“The problem was that even though housing prices were going through the roof, people weren’t making any more money. From 2000 to 2007, the median household income stayed flat. And so the more prices rose, the more tenuous the whole thing became. No matter how lax lending standards got, no matter how many exotic mortgage products were created to shoehorn people into homes they couldn’t possibly afford, no matter what the mortgage machine tried, the people just couldn’t swing it.
By late 2006, the average home cost nearly four times what the average family made. Historically it was between two and three times. And mortgage lenders noticed something that they’d almost never seen before. People would close on a house, sign all the mortgage papers, and then default on their very first payment. No loss of a job, no medical emergency, they were underwater before they even started. And although no one could really hear it, that was probably the moment when one of the biggest speculative bubbles in American history popped.
Strangely, the first people in the mortgage-backed security chain who noticed, were the ones near the top. The people on Wall Street, like Mike Francis.

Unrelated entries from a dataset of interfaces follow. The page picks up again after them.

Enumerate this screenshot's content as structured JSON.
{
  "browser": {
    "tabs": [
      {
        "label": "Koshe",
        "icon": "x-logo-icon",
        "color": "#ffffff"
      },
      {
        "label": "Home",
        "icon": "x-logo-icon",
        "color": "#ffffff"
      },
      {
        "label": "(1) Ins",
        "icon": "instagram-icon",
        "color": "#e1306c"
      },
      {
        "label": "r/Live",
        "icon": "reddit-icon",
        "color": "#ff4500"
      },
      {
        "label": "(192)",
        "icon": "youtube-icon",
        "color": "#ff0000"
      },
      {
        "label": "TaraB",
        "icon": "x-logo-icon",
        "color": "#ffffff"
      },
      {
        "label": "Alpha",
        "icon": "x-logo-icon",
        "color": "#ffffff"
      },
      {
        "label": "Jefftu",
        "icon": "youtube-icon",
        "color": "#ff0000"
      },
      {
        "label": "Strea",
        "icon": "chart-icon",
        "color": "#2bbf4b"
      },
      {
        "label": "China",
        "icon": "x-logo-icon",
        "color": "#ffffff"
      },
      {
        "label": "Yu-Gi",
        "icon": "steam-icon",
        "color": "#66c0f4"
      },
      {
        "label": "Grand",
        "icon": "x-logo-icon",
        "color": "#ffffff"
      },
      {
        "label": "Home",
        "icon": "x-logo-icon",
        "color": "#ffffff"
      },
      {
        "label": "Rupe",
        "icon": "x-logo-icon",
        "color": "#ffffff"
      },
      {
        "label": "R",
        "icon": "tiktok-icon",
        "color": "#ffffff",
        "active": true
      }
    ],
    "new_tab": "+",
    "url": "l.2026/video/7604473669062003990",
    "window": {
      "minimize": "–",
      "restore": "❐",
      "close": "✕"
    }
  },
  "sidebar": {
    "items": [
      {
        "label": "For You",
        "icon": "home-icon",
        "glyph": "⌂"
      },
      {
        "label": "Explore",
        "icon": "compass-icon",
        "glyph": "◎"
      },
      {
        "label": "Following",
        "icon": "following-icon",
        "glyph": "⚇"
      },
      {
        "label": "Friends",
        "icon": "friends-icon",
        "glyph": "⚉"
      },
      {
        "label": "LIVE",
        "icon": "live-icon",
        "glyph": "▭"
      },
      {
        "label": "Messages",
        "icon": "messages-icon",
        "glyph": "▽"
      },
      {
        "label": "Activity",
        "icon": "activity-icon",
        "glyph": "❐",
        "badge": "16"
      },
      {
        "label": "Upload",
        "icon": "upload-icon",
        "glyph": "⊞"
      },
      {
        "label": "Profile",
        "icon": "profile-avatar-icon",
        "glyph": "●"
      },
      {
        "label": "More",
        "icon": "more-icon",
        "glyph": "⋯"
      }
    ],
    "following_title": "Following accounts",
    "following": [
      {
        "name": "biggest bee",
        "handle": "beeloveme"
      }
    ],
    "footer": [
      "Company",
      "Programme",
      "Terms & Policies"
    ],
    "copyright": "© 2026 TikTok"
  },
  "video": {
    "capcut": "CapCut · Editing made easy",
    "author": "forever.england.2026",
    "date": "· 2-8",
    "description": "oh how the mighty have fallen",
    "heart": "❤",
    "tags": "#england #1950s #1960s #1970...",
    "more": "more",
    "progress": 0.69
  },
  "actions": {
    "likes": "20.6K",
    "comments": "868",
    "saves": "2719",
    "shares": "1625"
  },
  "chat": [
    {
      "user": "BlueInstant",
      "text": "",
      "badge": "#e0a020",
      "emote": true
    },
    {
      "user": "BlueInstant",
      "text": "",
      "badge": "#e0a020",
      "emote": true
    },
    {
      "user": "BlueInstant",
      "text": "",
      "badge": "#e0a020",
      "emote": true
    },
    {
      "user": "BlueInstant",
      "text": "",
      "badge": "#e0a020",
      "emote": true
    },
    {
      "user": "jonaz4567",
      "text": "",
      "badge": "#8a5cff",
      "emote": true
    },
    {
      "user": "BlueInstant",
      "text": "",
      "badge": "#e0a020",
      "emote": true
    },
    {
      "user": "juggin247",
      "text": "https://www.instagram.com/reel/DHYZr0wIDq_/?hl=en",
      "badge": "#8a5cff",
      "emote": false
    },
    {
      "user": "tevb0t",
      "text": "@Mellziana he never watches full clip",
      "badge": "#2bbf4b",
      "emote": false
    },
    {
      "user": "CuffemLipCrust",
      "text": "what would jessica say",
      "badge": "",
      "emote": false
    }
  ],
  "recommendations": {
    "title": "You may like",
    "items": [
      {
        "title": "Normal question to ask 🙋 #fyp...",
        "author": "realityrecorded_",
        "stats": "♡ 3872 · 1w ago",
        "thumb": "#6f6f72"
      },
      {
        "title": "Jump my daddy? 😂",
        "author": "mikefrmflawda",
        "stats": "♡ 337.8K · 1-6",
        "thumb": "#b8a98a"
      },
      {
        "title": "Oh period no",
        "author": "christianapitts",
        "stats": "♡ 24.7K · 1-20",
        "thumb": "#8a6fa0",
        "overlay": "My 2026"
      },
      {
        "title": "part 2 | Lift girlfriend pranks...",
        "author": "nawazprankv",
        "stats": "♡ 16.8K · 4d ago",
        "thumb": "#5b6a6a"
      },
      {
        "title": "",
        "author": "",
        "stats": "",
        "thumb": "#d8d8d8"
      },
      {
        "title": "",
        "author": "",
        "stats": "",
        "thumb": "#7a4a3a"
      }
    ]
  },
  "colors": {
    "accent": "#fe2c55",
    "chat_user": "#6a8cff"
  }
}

He can remember almost to the day”:
“It would be somewhere around Halloween of 2006. We started seeing our securities that were 6, 7, 8 months old start to perform poorly. We started to dig into the details. Wow, property values stopped increasing. Something is turning around bad here. What do we do?”